The potential role of demand and price response is expanding beyond their traditional use as supplemental capacity resources. The dispatch of load by a central system entity to maintain system or localized reliability requirements is expanding due to the introduction of Smart Meters that enable a high degree of integration of curtailable loads into system operations.
These same technologies enable consumers and businesses to enroll in dynamic pricing programs that offer lower cost as long as electric loads can be scheduled around high price periods. The value of demand response as an integrated system resource may rise as the amount of intermittent renewable resources rise to provide short-term balancing resources.
As a result, demand and price response is more frequently cited as a reason for making system investments in Smart Grid infrastructure because these investments are seen as enabling factors. Since they enable demand and price response, analysts are inclined to attribute the resulting benefits to the investment as an offset against the cost. However, doing
so requires assigning a value to temporal changes in consumption (kW and kWh) and monetizing derivative benefits such as externalities and macroeconomic impacts.
impact statement response
A conceptual framework was developed to describe how capacity supply is influenced by programs that allow customers to express their demand for reliability. The framework demonstrated that if the demand for reliability is not inelastic--that instead at least some consumers would elect a level that is lower or higher than the universally imposed standard at prevailing supply costs--then the efficiency of electricity markets can be improved by implementing measures that reveal those preferences.

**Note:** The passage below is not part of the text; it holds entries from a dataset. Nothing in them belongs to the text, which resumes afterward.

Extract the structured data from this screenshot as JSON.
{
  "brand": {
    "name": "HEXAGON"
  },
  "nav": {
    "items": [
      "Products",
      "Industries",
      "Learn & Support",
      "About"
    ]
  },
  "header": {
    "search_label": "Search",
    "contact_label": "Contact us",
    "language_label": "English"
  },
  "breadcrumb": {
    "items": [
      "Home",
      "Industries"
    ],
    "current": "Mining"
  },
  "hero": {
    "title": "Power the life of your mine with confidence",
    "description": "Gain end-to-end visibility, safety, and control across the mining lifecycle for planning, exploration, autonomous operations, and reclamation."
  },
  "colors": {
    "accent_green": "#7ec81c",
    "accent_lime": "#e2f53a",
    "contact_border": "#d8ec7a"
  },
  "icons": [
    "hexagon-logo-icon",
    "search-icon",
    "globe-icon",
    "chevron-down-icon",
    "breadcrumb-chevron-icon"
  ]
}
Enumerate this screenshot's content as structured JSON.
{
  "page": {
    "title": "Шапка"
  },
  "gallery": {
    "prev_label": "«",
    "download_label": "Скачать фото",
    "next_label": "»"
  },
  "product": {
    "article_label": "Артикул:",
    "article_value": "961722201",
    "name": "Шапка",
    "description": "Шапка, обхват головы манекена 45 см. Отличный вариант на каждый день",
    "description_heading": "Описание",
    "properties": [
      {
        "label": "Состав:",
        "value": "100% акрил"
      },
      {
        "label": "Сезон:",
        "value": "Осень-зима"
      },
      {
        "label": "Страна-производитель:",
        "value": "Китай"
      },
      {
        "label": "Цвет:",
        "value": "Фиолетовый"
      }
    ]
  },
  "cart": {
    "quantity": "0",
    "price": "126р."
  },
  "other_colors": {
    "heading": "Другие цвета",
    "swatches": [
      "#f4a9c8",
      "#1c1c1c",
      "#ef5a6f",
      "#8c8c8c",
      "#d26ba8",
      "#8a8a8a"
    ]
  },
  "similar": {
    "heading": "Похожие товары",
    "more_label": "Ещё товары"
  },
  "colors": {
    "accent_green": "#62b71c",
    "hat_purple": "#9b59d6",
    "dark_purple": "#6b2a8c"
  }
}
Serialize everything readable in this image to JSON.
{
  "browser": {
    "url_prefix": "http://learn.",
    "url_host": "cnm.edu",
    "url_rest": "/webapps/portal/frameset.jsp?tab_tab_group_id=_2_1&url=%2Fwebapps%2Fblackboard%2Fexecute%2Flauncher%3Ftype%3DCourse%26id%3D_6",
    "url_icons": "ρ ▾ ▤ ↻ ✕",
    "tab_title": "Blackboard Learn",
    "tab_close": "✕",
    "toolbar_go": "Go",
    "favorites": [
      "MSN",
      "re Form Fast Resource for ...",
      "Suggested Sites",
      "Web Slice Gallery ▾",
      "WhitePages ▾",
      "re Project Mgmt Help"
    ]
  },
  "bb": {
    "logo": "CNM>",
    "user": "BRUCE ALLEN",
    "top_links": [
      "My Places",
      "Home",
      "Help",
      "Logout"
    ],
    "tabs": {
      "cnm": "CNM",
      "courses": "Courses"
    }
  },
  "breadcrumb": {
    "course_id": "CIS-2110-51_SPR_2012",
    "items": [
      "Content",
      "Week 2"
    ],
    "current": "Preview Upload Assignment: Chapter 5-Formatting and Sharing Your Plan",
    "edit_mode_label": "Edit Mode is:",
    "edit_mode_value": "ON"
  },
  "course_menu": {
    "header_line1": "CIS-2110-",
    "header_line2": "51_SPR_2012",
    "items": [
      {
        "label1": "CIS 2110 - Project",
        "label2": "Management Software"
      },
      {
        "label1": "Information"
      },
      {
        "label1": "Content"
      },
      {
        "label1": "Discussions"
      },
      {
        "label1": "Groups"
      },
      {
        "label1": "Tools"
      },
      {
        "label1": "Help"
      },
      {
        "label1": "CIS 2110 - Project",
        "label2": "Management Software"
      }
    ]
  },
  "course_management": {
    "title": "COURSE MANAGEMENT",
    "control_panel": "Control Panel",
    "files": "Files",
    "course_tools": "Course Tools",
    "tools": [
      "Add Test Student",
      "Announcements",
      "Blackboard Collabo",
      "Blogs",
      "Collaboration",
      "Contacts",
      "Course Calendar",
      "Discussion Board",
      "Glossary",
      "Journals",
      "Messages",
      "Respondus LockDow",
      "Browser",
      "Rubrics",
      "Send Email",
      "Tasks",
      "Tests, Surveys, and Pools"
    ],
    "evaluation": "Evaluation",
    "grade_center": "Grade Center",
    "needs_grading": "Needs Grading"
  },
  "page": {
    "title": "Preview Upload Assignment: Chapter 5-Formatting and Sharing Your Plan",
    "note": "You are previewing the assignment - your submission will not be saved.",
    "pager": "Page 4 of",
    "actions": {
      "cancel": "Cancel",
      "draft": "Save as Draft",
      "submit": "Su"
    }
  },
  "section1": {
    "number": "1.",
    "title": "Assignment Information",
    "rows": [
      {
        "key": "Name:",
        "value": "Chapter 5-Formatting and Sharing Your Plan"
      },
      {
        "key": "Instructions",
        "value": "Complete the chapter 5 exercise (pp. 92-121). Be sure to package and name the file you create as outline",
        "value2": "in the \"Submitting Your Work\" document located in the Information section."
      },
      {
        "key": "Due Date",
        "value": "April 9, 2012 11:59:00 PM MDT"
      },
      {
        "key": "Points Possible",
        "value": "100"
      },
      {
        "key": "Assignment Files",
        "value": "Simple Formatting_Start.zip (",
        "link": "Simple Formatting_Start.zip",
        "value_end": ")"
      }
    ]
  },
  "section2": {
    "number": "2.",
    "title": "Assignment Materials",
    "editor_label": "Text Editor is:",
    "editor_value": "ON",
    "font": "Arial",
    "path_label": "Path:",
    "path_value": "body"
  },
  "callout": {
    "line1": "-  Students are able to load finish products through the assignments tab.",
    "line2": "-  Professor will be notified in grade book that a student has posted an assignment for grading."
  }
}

The benefits appear to be equally achievable by having consumers elect the desired level of reliability by nominating a firm supply and providing that level, or by allowing them to bid to supply capacity through demand response. However, an administratively fashioned capacity demand curve improves market performance only if it is in fact truly characteristic of underlying consumer preferences. This likely would be the case only by chance unless it was rigorously constructed for revealed or stated preferences.

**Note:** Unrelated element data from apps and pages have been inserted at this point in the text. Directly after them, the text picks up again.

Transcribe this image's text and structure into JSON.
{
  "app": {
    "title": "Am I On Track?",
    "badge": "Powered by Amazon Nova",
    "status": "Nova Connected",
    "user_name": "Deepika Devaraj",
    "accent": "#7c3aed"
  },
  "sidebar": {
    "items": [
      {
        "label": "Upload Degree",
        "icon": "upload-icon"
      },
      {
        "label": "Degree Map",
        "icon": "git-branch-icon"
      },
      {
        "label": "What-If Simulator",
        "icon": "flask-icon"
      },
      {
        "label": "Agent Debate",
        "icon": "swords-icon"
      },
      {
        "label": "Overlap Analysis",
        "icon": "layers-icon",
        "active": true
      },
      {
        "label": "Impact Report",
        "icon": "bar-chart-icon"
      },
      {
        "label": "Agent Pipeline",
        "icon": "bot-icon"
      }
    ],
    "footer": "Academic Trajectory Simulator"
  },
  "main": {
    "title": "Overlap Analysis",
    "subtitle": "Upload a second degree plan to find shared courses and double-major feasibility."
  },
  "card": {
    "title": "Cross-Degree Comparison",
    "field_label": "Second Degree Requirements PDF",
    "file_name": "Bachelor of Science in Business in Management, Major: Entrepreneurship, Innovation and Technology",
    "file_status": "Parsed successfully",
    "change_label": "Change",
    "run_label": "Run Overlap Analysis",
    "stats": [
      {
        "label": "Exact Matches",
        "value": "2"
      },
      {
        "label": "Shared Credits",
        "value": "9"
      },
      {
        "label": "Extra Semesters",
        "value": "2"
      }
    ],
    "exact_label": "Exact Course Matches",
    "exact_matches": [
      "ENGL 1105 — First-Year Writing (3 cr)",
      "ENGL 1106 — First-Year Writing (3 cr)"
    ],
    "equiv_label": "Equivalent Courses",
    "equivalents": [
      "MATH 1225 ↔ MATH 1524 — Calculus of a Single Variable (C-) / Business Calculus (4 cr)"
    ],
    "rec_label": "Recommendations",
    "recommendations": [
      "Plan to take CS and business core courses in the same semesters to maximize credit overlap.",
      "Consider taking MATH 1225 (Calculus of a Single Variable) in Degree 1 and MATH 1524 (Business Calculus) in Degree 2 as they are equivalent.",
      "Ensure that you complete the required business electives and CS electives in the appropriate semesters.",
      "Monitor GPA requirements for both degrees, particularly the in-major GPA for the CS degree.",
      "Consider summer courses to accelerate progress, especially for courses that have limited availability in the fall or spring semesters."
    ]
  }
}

The benefits associated with demand response as a capacity resource are reductions in dead-weight losses. In the context of this framework, they were portrayed as areas between supply and demand curves in unspecified price and quantity space. This provides a characterization of the factors that determine the relative size of the benefits under alternative market supply and demand conditions. But this portrayal does not indicate the nominal level of the efficiency improvement that can be associated with demand response, or the actual monetary benefits that would accrue to program participants.

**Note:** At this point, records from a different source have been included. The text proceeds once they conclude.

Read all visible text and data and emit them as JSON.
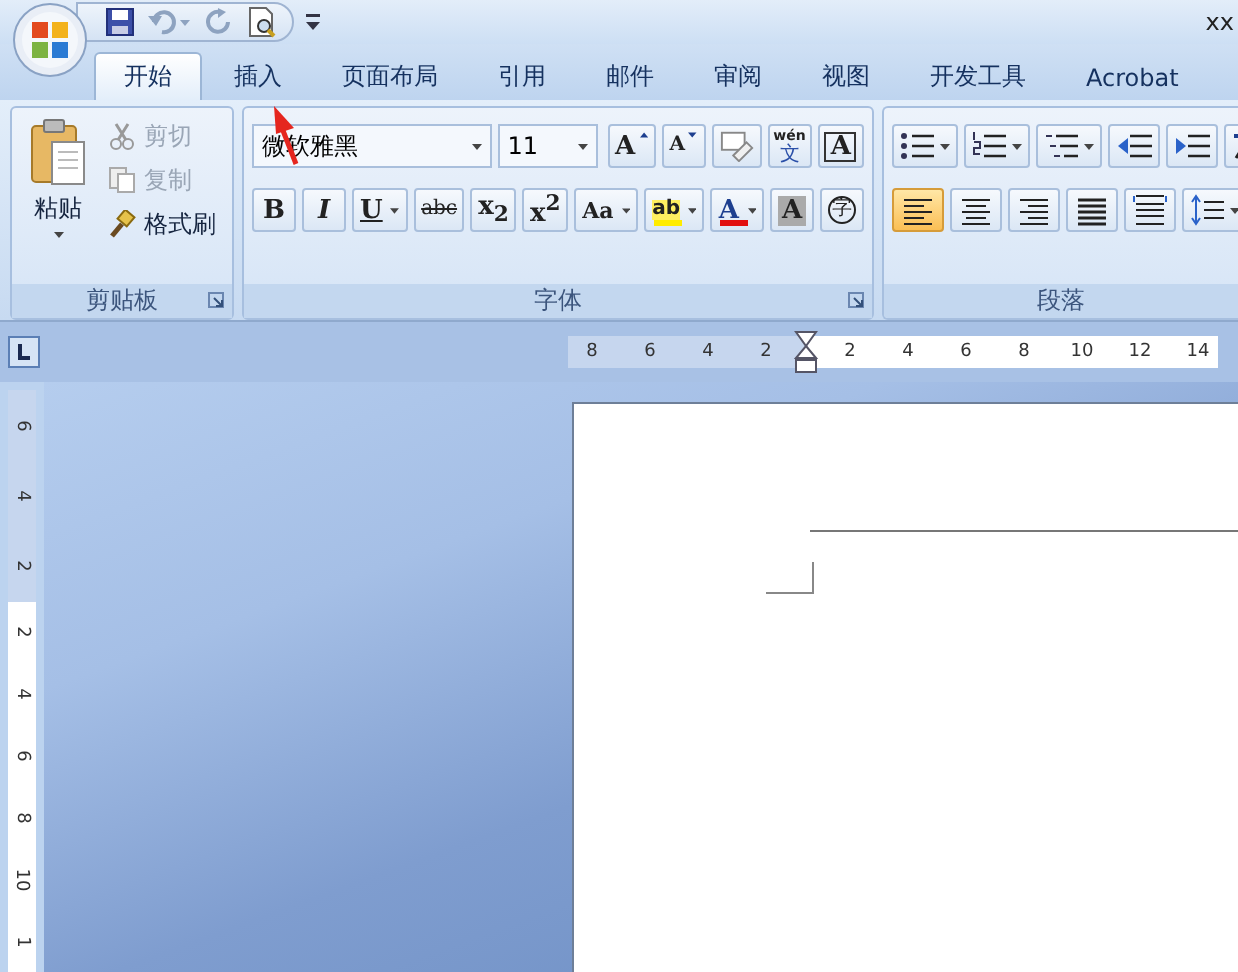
{
  "title_bar": {
    "title": "xx"
  },
  "tabs": [
    {
      "label": "开始",
      "selected": true
    },
    {
      "label": "插入",
      "selected": false
    },
    {
      "label": "页面布局",
      "selected": false
    },
    {
      "label": "引用",
      "selected": false
    },
    {
      "label": "邮件",
      "selected": false
    },
    {
      "label": "审阅",
      "selected": false
    },
    {
      "label": "视图",
      "selected": false
    },
    {
      "label": "开发工具",
      "selected": false
    },
    {
      "label": "Acrobat",
      "selected": false
    }
  ],
  "clipboard": {
    "label": "剪贴板",
    "paste": "粘贴",
    "items": [
      {
        "kind": "cut",
        "label": "剪切",
        "disabled": true
      },
      {
        "kind": "copy",
        "label": "复制",
        "disabled": true
      },
      {
        "kind": "painter",
        "label": "格式刷",
        "disabled": false
      }
    ]
  },
  "font": {
    "label": "字体",
    "font_name": "微软雅黑",
    "font_size": "11",
    "row1_buttons": [
      {
        "kind": "grow",
        "text": "A"
      },
      {
        "kind": "shrink",
        "text": "A"
      },
      {
        "kind": "clear"
      },
      {
        "kind": "phonetic",
        "text": "wén",
        "sub": "文"
      },
      {
        "kind": "border",
        "text": "A"
      }
    ],
    "row2_buttons": [
      {
        "kind": "bold",
        "text": "B"
      },
      {
        "kind": "italic",
        "text": "I"
      },
      {
        "kind": "underline",
        "text": "U",
        "dropdown": true
      },
      {
        "kind": "strike",
        "text": "abc"
      },
      {
        "kind": "subscript",
        "text": "x$_{2}$"
      },
      {
        "kind": "superscript",
        "text": "x$^{2}$"
      },
      {
        "kind": "case",
        "text": "Aa",
        "dropdown": true
      },
      {
        "kind": "highlight",
        "text": "ab",
        "dropdown": true
      },
      {
        "kind": "color",
        "text": "A",
        "dropdown": true
      },
      {
        "kind": "shading",
        "text": "A"
      },
      {
        "kind": "enclose",
        "text": "字"
      }
    ]
  },
  "paragraph": {
    "label": "段落",
    "alignment": [
      {
        "kind": "left",
        "selected": true
      },
      {
        "kind": "center",
        "selected": false
      },
      {
        "kind": "right",
        "selected": false
      },
      {
        "kind": "justify",
        "selected": false
      },
      {
        "kind": "distributed",
        "selected": false
      }
    ]
  },
  "horizontal_ruler": {
    "left_numbers": [
      "8",
      "6",
      "4",
      "2"
    ],
    "right_numbers": [
      "2",
      "4",
      "6",
      "8",
      "10",
      "12",
      "14"
    ]
  },
  "vertical_ruler": {
    "top_numbers": [
      "6",
      "4",
      "2"
    ],
    "bottom_numbers": [
      "2",
      "4",
      "6",
      "8",
      "10",
      "1"
    ]
  }
}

The actual level of benefits is important to know because it serves as a measure against which the costs of implementing market changes should be compared. There may be instances where the gains are too modest to justify the cost, or vice versa. Also, there are number of ways in which market restructuring can be undertaken, and stakeholders should know the net benefits when choosing among them.
The next step in the line of research is to develop an empirical version of the conceptual framework. This involves estimating supply and demand equations that are structurally consistent with the conceptual model but are flexible enough take into account the many factors that distinguish electricity markets.
impact statement summary
A conceptual framework was developed to describe how capacity supply is influenced by programs that allow customers to express their demand for reliability. The framework demonstrated that if the demand for reliability is not inelastic, at least some consumers would elect a level that is lower or higher than the universally imposed standard at prevailing supply costs. The efficiency of electricity markets can then be improved by implementing measures that reveal those preferences.